Maxwell Renke, a project manager at the University of New Hampshire's InterOperability Laboratory—which provides interoperability conformance testing for data, telecommunications and storage networking products—said he thinks that employers should embrace the game, for a few reasons.

"It gets people up and away from their desks, walking around," he said. "The strong social aspect of the game can't be understated. It gets people talking, working together and sharing in something that is not only exploratory, but competitive. I think employers should put guidelines in place to discourage people from constantly getting distracted by the new Pokémon outside the window, but still foster the community that has sprung up so rapidly."

Regardless, Renke and others cautioned that the mobile nature of the game could lead to injuries on the job—for instance, in factories or on construction sites—and ultimately, lead to employee liability if a workplace encouraged the playing of the game. Some even say that, for that reason, using the game as a team-building exercise should be avoided.

"The big thing about 'Pokémon Go' is that you have to get up and move around," Renke said. "This encourages people to go for a walk at lunch with their co-workers, but it also encourages people to check the app [while walking] to see if a new Pokémon is around."

Although a fun game played on a phone may seem harmless, there are already reported instances of injury and criminal activity perpetrated on players.  

"Efforts to use 'Pokémon Go'​ as a team-building exercise should be avoided," said Jeffrey M. Adelson, general counsel and managing partner at Santa Ana, Calif.-based Adelson, Testan, Brundo, Novell & Jimenez. "This creates a potential danger to participating employees as the employer is now sending them out of the 'controlled environment' of the workplace. If the management condones or ignores the rules or applies them unevenly, they are endorsing the behavior and opening the company up to liability for potential injuries."  

Added Taylor: "Will employers be held responsible if they try to team-build by visiting PokéStops, or going on a group hunt for Pikachu, and someone gets hurt? Very possible."

Use Existing Policies, or Create New Ones

Experts made these recommendations:

  1. Employee handbook policies should prohibit playing computer or phone games while at work. If a company provides workers with cellphones, the IT department should control the purchase or loading of applications.
  2. This policy is of particular importance for those who work offsite or at home. Such workers can leave the house and have others show up unannounced. "You do not want to discover your at-home employee was lured into a trap while playing a game on the company-provided phone," Adelson said.
  3. Implement a distracted driving policy.
  4. Set forth rules as to social networking involving the workplace.  
  5. Apply the policies consistently to avoid claims of condoning or permitting the activity you are trying to limit.


Hire the best HR talent or advance your own career.

Move your HR career forward.

Apply for the SHRM-CP or SHRM-SCP exam today! Applicants now have the option to test from home.

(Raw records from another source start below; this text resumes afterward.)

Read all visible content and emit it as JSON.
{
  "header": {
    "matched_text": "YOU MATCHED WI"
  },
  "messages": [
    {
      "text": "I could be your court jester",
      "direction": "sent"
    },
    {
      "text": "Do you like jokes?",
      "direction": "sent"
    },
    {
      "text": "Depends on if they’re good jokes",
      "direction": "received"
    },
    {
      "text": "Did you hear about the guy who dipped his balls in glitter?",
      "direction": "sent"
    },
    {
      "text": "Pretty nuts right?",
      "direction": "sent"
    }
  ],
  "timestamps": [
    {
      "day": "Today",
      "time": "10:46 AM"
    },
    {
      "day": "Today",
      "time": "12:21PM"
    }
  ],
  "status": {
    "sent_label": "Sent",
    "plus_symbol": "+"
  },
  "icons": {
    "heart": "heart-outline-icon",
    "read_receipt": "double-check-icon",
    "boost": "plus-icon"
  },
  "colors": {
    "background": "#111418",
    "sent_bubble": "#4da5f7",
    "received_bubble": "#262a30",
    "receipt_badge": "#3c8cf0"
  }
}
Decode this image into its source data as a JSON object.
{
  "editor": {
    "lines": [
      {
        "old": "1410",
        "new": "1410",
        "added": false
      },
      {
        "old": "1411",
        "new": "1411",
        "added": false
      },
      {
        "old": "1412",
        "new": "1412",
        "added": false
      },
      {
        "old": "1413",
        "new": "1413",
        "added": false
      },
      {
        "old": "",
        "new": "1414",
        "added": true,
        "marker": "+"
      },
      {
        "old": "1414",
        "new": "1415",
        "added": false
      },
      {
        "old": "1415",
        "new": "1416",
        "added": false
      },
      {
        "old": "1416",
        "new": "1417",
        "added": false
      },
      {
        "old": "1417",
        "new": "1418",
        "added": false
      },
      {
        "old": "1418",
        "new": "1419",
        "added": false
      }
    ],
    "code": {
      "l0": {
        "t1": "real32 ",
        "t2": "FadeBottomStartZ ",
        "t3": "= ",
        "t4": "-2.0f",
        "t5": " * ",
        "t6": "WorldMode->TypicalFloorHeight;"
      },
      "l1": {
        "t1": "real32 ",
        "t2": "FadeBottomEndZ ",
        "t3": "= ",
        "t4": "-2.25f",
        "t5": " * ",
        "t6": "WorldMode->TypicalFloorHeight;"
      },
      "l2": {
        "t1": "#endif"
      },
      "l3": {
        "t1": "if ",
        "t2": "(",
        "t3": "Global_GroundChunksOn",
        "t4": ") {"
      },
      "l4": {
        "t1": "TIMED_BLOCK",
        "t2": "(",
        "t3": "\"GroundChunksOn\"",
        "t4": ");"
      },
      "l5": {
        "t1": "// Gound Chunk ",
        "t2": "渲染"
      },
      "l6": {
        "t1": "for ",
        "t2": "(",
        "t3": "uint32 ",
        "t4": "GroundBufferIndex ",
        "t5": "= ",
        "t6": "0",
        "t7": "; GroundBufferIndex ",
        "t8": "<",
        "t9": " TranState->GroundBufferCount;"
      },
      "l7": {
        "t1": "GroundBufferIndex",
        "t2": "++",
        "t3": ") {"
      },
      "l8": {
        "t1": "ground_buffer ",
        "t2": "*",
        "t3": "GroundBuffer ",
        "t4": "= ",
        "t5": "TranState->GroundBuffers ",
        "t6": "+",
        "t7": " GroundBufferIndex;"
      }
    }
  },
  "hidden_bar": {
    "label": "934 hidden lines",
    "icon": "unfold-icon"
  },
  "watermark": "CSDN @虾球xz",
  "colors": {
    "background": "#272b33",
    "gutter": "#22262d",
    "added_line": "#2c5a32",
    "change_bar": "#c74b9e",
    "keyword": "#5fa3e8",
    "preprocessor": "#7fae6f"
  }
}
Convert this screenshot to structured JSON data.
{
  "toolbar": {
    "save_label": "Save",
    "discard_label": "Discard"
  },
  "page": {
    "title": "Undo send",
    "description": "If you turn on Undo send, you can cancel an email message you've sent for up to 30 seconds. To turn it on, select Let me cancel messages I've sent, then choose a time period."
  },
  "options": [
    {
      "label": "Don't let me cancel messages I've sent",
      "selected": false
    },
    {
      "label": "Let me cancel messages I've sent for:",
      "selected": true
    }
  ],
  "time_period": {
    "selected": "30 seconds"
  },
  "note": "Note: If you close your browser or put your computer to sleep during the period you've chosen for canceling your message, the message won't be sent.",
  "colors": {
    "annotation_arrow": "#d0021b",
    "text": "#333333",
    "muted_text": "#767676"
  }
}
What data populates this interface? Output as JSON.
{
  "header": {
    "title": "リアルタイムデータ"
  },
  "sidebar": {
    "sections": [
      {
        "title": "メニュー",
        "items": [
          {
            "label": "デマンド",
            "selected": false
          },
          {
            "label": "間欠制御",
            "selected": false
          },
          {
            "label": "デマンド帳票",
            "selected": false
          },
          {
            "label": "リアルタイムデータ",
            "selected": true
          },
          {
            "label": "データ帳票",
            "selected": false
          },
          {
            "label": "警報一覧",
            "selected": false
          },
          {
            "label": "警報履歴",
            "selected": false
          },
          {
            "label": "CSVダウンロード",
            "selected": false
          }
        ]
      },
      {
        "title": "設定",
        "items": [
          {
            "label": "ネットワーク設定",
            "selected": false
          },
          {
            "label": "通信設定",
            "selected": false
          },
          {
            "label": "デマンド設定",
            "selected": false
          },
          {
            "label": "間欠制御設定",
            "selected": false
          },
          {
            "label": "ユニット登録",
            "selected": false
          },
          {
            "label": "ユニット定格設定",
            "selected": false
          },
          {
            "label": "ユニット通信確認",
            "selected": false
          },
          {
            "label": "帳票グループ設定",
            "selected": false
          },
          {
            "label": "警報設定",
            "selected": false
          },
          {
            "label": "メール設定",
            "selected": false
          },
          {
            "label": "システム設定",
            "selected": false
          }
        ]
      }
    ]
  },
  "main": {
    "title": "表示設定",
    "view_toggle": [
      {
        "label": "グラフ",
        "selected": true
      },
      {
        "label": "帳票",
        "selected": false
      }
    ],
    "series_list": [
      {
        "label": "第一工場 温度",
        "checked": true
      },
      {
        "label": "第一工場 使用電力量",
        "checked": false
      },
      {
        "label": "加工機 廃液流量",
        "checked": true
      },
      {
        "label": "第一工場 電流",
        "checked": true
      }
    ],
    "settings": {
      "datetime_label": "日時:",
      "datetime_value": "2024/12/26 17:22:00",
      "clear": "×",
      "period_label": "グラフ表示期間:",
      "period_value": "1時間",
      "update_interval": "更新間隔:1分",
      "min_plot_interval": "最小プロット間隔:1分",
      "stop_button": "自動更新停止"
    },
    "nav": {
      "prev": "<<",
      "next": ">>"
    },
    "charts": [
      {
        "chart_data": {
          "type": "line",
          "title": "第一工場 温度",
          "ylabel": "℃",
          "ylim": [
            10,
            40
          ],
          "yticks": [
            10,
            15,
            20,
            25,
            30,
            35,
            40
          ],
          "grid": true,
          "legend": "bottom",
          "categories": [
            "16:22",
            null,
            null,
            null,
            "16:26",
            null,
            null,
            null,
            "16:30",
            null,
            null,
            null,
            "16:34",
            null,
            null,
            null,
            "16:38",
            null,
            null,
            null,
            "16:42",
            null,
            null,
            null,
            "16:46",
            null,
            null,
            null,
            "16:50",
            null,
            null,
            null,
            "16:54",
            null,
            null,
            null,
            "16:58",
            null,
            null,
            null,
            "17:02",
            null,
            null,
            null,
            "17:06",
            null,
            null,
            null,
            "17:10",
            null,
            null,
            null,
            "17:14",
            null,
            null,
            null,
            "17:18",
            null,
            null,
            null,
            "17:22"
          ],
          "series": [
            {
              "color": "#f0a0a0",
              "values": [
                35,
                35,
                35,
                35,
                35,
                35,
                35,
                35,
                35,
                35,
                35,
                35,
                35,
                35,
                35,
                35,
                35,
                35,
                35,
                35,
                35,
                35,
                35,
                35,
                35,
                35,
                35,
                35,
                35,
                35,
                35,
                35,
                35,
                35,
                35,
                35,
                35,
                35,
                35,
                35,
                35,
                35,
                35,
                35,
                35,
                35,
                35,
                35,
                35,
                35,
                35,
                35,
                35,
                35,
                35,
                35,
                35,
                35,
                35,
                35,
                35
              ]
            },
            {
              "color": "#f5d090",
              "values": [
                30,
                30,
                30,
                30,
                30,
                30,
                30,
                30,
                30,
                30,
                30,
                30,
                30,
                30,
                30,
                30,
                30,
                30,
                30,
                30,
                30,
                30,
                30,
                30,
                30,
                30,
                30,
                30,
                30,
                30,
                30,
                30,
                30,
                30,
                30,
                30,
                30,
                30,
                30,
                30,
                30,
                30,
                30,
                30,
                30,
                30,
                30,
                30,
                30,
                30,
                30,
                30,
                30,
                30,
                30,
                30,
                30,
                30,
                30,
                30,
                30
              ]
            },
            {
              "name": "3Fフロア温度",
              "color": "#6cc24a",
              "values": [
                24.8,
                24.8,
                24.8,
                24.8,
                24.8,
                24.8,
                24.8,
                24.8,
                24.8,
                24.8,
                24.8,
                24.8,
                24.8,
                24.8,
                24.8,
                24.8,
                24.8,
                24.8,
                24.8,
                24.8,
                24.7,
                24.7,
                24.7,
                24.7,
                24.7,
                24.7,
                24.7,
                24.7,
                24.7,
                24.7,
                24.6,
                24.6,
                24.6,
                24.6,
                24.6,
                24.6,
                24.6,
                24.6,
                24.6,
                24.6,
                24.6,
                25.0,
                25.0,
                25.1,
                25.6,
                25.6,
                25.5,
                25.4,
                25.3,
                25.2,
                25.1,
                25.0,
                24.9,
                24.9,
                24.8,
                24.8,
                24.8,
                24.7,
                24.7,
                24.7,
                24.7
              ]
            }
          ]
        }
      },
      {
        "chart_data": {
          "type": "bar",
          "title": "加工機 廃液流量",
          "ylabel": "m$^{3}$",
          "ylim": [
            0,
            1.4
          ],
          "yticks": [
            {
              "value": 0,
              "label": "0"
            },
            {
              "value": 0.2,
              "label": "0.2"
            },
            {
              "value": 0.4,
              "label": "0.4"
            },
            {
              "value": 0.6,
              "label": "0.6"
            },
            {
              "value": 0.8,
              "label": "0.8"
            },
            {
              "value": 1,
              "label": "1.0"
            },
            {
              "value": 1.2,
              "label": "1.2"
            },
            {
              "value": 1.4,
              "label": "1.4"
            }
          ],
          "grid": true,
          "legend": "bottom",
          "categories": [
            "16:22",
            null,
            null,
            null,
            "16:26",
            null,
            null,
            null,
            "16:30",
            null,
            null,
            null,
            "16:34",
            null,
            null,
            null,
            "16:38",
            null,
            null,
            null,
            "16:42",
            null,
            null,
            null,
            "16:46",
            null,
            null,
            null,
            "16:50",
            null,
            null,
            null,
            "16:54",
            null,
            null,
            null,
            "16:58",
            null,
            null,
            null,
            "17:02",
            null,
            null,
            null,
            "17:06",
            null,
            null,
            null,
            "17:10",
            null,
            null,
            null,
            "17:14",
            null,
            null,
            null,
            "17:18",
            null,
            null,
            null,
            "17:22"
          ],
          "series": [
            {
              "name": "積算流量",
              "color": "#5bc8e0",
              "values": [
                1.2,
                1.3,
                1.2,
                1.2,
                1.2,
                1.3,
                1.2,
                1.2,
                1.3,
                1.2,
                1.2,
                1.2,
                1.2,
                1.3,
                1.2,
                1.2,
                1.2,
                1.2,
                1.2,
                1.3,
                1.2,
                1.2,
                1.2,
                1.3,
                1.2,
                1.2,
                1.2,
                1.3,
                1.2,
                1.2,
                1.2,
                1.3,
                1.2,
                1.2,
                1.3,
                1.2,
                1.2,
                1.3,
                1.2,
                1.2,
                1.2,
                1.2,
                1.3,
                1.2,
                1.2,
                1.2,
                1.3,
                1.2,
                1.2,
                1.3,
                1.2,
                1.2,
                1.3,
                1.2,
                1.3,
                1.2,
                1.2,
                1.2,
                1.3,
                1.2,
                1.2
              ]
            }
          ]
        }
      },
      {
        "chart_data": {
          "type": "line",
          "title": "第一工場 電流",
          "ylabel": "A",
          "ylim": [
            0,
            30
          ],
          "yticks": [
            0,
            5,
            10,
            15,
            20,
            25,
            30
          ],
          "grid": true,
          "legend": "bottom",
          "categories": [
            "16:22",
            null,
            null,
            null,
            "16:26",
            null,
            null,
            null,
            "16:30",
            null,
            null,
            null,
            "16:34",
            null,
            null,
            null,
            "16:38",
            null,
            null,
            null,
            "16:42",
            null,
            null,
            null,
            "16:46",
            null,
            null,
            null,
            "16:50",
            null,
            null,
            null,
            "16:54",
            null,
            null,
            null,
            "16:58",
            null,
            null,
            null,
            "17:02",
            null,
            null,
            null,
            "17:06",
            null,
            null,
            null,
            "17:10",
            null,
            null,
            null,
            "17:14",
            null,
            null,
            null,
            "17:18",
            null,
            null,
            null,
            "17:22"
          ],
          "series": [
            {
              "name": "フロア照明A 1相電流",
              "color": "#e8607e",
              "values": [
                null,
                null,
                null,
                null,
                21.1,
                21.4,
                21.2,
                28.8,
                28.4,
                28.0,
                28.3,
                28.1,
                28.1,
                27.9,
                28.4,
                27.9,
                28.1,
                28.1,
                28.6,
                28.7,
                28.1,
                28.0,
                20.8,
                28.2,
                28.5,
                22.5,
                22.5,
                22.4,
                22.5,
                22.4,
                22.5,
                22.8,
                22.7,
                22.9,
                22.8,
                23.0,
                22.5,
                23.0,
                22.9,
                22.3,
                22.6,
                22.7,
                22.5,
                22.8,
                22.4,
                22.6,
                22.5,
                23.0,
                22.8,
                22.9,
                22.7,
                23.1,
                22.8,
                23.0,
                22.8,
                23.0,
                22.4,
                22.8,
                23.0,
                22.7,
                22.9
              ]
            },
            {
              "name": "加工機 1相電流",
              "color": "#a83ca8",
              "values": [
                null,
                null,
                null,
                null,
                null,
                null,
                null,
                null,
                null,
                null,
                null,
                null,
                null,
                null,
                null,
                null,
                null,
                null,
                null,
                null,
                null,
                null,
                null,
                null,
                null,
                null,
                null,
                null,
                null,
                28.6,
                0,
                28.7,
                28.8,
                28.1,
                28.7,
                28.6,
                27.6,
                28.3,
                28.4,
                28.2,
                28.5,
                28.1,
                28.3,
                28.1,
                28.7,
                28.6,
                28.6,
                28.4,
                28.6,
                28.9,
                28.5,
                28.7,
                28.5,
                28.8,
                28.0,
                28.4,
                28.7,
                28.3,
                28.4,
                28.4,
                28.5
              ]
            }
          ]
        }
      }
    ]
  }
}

Apply for the SHRM-CP or SHRM-SCP exam today! Applicants now have the option to test from home.



HR Daily Newsletter

News, trends and analysis, as well as breaking news alerts, to help HR professionals do their jobs better each business day.